- WHAT THE TASK REQUIRES
Search the records that follow and extract every line containing the string "JSON".

- ENTRIES PROVIDED
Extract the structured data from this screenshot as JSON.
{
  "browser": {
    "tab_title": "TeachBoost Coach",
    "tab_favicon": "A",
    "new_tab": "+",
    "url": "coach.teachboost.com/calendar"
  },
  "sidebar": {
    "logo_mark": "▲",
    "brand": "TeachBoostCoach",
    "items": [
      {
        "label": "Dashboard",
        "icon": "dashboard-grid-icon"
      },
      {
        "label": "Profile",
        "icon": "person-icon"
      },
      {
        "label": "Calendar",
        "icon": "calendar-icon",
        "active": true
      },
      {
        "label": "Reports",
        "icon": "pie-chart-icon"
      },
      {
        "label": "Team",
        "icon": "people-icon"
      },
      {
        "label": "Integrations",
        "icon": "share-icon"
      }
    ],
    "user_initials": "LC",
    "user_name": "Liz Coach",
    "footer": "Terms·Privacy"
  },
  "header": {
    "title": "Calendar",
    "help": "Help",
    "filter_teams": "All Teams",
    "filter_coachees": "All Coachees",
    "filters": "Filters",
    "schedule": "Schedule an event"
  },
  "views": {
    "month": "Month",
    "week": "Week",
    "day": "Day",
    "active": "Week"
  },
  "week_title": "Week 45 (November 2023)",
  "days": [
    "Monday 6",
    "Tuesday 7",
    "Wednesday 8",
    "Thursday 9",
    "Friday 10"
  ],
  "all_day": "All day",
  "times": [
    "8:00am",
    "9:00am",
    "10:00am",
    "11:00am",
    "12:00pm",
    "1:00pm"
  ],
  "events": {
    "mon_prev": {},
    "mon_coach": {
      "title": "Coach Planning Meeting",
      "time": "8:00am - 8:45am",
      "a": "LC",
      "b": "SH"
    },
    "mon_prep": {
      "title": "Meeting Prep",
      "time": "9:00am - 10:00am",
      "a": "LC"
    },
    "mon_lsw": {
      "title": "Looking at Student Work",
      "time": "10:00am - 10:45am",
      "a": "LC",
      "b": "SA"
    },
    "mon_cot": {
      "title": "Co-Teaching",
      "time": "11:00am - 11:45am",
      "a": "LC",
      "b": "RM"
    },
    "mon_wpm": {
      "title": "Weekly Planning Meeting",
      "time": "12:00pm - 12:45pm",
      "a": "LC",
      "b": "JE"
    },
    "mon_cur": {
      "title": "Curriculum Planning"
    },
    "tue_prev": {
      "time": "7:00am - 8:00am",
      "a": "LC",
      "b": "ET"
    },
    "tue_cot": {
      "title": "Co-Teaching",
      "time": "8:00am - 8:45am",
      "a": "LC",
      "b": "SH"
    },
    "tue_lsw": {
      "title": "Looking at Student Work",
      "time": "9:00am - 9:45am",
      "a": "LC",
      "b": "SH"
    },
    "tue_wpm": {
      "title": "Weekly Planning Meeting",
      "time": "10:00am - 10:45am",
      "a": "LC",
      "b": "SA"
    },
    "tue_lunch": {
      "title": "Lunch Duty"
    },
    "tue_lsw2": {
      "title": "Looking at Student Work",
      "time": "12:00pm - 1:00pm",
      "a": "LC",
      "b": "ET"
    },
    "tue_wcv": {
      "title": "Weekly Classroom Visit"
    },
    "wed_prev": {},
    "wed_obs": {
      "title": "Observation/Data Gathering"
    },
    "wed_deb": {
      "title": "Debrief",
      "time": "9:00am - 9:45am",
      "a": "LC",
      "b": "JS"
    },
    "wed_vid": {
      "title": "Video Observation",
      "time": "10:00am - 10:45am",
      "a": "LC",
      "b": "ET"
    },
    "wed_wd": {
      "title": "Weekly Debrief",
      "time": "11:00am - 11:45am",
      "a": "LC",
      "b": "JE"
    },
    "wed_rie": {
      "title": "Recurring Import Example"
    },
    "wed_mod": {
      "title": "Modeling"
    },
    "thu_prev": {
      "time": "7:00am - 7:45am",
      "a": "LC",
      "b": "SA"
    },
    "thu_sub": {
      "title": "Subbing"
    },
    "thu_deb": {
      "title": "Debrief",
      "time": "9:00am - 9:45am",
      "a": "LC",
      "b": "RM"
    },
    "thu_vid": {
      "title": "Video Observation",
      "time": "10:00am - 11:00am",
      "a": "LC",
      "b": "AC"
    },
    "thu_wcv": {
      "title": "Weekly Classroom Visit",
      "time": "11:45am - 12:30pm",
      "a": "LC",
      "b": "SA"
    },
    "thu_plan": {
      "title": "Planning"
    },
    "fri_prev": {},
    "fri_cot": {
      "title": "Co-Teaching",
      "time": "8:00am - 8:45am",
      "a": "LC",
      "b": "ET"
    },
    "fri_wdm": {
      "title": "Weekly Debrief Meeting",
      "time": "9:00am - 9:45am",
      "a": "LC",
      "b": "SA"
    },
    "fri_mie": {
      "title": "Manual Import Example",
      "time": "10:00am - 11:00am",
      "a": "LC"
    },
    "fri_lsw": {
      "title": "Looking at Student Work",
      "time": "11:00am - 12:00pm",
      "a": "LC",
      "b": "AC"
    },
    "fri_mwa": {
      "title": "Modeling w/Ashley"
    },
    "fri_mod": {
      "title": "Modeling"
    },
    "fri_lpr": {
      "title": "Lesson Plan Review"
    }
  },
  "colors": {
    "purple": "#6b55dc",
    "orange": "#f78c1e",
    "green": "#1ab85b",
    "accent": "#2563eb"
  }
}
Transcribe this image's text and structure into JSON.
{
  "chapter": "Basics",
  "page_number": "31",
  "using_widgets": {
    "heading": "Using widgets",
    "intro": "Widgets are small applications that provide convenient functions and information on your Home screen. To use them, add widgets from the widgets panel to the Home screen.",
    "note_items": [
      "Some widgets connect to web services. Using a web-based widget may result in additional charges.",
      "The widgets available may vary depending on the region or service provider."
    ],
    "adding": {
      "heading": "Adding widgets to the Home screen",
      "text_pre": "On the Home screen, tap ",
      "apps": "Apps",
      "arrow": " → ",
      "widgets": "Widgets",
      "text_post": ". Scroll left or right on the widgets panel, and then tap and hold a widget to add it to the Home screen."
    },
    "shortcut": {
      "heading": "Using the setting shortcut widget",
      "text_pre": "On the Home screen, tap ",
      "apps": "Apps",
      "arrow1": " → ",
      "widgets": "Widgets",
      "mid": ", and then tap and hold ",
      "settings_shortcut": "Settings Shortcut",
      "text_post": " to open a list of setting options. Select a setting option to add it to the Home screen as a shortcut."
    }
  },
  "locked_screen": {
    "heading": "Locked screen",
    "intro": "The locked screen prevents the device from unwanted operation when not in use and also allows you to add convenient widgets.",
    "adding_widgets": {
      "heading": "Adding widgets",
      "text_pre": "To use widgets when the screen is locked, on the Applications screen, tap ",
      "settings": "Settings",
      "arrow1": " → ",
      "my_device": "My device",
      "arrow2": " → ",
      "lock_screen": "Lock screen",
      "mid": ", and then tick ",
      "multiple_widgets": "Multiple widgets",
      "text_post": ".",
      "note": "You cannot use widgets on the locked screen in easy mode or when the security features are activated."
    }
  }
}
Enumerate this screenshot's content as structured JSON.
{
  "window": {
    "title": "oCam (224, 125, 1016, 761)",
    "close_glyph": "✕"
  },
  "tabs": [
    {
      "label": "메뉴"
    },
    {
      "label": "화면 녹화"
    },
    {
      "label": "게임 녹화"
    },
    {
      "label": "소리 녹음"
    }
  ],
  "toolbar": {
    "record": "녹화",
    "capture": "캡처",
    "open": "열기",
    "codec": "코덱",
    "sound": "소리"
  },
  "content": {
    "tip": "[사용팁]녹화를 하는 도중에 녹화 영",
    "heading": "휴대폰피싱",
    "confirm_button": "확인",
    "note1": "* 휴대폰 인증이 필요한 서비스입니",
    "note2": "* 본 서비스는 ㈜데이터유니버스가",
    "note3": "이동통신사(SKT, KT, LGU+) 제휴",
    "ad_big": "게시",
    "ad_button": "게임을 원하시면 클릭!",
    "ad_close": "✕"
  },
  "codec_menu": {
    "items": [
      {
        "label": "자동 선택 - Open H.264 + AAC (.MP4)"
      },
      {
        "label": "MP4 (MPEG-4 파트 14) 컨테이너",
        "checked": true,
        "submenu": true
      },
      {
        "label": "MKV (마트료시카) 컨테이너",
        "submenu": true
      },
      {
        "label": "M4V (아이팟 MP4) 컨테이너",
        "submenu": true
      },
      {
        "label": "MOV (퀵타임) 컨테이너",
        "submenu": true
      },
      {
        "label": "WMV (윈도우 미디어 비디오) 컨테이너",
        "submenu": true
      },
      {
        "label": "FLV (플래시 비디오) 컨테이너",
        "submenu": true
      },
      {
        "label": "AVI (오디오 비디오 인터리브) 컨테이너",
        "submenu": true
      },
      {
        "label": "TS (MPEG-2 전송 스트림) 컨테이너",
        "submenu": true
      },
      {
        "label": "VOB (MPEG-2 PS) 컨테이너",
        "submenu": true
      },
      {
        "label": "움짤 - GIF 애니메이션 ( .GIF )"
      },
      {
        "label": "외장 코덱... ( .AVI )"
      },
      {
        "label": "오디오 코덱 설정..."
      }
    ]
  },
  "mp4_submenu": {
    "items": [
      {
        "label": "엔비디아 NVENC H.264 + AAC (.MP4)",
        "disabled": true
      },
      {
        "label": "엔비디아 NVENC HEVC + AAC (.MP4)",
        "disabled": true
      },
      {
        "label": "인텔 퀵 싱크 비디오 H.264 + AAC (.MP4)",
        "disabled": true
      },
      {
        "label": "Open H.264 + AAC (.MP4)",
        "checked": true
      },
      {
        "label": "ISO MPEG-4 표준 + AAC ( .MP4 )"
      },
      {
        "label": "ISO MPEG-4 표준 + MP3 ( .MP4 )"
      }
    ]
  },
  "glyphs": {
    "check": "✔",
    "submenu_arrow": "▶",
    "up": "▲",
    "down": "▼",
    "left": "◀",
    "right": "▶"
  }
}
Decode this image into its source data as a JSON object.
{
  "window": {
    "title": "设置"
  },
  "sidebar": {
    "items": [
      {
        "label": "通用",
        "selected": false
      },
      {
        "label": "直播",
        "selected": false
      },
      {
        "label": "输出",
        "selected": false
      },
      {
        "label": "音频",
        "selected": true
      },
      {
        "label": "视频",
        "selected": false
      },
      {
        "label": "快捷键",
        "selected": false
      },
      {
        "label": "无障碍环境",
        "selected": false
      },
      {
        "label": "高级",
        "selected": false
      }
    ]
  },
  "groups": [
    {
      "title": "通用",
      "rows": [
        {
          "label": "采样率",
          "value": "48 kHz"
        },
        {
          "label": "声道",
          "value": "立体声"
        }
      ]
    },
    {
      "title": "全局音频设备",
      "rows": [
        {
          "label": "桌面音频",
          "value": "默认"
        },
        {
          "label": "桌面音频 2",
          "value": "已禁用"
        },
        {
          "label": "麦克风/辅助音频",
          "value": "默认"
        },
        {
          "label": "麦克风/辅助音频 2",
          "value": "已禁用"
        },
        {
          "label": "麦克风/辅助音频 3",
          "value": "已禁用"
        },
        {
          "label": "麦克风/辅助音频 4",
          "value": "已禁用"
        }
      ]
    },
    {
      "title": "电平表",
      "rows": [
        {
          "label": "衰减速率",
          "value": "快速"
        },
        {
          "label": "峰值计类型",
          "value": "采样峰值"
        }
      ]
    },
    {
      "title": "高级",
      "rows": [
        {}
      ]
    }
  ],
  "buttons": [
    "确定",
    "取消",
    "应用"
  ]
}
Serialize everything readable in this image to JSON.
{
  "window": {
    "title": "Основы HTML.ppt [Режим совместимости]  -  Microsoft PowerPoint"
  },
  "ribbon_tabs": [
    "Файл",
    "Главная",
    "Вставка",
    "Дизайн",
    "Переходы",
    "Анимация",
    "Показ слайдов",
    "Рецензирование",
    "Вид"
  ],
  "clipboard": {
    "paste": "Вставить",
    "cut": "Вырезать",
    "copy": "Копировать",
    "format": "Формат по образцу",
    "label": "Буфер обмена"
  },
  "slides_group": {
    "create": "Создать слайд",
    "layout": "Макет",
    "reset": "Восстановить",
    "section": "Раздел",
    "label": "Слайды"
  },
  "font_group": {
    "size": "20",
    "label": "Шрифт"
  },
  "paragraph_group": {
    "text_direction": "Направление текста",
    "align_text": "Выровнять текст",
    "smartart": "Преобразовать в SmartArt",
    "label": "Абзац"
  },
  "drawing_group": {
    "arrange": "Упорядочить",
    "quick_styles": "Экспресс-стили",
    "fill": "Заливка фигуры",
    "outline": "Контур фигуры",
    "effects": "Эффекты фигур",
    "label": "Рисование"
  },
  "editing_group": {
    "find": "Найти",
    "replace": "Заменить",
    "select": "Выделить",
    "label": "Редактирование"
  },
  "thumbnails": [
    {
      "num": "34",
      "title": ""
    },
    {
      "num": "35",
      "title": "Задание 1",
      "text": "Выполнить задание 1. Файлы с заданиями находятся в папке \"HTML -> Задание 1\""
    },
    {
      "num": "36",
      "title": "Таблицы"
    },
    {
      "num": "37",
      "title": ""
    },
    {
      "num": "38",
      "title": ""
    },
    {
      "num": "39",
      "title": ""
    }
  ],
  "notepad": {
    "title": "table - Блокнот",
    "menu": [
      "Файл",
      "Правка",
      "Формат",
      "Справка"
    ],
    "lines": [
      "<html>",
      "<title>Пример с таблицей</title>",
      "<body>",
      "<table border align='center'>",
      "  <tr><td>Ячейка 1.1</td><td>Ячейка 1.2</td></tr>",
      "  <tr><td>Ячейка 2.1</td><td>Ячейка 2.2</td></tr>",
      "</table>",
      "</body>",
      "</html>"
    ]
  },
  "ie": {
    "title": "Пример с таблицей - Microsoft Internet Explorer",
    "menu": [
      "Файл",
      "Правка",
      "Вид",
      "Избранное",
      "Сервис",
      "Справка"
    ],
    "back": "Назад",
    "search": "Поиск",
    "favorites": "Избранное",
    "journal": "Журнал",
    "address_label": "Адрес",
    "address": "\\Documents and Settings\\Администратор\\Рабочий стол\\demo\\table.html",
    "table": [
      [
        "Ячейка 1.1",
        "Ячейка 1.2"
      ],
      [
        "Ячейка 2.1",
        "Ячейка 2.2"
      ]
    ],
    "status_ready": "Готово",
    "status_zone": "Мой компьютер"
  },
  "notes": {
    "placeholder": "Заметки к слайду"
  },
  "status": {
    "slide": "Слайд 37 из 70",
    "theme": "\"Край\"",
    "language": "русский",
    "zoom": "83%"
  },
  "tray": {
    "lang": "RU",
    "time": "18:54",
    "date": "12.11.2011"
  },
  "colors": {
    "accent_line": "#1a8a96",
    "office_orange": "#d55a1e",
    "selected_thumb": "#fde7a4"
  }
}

- ANSWER SPACE
Extract the structured data from this screenshot as JSON.
Transcribe this image's text and structure into JSON.
Enumerate this screenshot's content as structured JSON.
Decode this image into its source data as a JSON object.
Serialize everything readable in this image to JSON.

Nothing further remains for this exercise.